"Faded" was undoubtedly Greg Dulli's "Purple Rain" from the moment it was conceived, but the end of the regular set proved to be some artistic confirmation/affirmation. This was the second moment of the night that got a Prince shout-out after brief nod to "Little Red Corvette" got tucked in at the end of "66." From the endlessly sumptuous Black Love, "Faded" is the most sumptuous moment -- especially with a seamless transition into the closing moments of "Purple Rain" taking it home.

An eight-minute melange of piano balladry and guitar-fueled rumpus, the song really could never end and it would be too soon. With the pageantry of Halloween just a couple days away, the Whigs spooked and delighted us with smoke, cinematic lights, songcraft, and what amounted to serious business everywhere onstage.

The Afghan Whigs at Varsity Theater, 10/28/12
Photo by Steve Cohen
The Afghan Whigs at Varsity Theater, 10/28/12
Photo by Steve Cohen

Personal Bias: After seeing the Afghan Whigs perform an abbreviated set at Lollapalooza this past summer, this blew away already high expectations for a group I've loved for two decades. In the middle of "When We Two Parted," I actually left my body and was gliding somewhere near the ceiling.

The Crowd: Far from elderly, but certainly old enough to wish "Retarded" had been played.
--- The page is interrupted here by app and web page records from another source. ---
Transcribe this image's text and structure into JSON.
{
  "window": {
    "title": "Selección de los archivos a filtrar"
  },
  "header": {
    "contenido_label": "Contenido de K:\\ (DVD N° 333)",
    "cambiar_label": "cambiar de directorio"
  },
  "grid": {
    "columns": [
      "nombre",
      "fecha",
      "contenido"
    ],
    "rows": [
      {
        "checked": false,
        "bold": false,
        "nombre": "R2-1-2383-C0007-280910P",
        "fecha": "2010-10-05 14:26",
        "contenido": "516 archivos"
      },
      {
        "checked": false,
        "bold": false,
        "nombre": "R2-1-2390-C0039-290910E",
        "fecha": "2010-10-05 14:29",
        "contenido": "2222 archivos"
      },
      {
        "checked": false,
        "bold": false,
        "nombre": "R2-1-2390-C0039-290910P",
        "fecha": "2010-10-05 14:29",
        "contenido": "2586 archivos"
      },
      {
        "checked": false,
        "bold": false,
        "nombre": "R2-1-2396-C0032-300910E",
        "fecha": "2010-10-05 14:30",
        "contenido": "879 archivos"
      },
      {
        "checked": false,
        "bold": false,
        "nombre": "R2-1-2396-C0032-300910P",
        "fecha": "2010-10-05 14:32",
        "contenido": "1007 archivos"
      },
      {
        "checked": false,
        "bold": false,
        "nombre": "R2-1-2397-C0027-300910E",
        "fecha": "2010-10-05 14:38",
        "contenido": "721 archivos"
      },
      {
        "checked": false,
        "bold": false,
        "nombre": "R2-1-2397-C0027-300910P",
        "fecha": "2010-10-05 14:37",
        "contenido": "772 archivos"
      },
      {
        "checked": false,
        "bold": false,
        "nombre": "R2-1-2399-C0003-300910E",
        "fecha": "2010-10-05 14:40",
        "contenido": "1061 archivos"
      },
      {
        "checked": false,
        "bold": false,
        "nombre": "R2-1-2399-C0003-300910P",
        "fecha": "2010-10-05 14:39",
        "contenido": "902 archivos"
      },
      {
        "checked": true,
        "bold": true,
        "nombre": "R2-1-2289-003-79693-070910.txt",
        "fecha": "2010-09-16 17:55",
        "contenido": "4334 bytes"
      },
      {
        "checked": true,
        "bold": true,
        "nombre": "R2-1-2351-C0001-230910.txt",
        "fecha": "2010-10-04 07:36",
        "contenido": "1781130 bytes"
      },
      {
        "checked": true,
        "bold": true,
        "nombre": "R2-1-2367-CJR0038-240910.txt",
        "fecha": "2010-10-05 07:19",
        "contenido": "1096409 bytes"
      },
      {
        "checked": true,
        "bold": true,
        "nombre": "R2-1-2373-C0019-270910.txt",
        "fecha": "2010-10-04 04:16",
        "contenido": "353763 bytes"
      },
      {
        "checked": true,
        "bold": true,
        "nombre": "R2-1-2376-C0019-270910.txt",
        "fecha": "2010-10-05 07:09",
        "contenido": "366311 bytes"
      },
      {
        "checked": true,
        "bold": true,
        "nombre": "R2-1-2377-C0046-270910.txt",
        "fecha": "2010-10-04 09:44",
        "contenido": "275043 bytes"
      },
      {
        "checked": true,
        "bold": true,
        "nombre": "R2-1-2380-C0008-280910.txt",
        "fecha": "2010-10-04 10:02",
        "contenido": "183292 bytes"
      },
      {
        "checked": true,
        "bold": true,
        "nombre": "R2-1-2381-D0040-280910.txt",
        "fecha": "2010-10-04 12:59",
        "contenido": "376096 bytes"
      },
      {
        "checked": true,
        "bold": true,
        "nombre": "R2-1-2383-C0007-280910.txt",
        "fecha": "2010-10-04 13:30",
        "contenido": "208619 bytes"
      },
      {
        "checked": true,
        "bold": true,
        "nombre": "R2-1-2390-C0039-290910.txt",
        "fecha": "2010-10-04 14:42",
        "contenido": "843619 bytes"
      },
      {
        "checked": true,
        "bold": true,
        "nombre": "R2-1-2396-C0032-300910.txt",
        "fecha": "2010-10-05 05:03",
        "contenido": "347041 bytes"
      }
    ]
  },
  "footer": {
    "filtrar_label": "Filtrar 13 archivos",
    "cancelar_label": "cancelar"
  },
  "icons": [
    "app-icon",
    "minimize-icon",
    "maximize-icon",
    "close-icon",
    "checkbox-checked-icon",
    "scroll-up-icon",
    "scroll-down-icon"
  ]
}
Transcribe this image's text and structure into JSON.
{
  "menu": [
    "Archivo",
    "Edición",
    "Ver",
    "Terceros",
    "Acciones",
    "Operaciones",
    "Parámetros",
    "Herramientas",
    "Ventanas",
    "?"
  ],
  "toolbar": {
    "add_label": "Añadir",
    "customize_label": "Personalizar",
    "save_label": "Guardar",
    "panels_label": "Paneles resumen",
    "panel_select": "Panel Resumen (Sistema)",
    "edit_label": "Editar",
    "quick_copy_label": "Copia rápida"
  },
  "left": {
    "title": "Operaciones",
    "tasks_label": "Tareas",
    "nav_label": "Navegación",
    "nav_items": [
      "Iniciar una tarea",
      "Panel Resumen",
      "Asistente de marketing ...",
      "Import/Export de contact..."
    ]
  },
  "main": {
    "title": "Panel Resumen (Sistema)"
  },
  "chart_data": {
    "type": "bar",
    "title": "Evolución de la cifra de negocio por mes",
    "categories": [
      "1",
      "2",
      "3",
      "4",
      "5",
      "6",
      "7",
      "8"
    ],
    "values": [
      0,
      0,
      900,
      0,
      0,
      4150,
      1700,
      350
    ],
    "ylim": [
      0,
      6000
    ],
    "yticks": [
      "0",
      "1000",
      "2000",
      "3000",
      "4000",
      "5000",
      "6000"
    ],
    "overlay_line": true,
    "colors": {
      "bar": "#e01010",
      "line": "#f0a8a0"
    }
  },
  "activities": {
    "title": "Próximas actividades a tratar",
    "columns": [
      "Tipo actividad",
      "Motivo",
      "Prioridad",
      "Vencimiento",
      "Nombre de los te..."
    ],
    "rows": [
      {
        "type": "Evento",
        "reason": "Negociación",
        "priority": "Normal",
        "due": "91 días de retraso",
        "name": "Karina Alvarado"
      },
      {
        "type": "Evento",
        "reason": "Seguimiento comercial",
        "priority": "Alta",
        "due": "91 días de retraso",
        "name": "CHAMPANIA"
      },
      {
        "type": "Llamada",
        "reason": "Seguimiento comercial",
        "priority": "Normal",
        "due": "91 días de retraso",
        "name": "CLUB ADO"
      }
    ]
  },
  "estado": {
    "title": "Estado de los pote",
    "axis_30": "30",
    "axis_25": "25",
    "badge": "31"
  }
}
By the Way: Opening act Wussy lived up to their name in no way whatsoever. The Cincy-based group's bassist Mark Messerly wore an "Ohio Against the World" tee, and it completely encapsulated the evening. Co-fronted by the wry interplay of grey-bearded ex-Ass Pony Chuck Cleaver and fire-haired Lisa Walker, the alternation between hooks and dissonance proved a proper early thrust into the evening. 

Random Detail: Don't mosh on the Current's Barb Abney, for Christ's sake. During the Whigs lone encore of "Miles Iz Ded," an over-energetic bunch of bros decided this was the perfect time to push through the enraptured, teary crowd and start a miniature pit -- on her back. Would you mosh during Leonard Cohen or Al Green? Bad form.

Crime Scene Part One
I'm Her Slave
Uptown Again
What Jail Is Like
Conjure Me
When We Two Parted/Over My Dead Body (Drake)
66/Little Red Corvette (Prince)
My Enemy
See and Don't See (Marie Queenie Lyons)
LoveCrimes (Frank Ocean)/Wicked Games (The Weeknd)
Going to Town
Fountain and Fairfax
Faded/Purple Rain (Prince)

Miles Iz Ded

City Pages on Facebook | Gimme Noise on Facebook | Twitter | e-mail us

Sponsor Content


All-access pass to the top stories, events and offers around town.

  • Top Stories


All-access pass to top stories, events and offers around town.

Sign Up >

No Thanks!

Remind Me Later >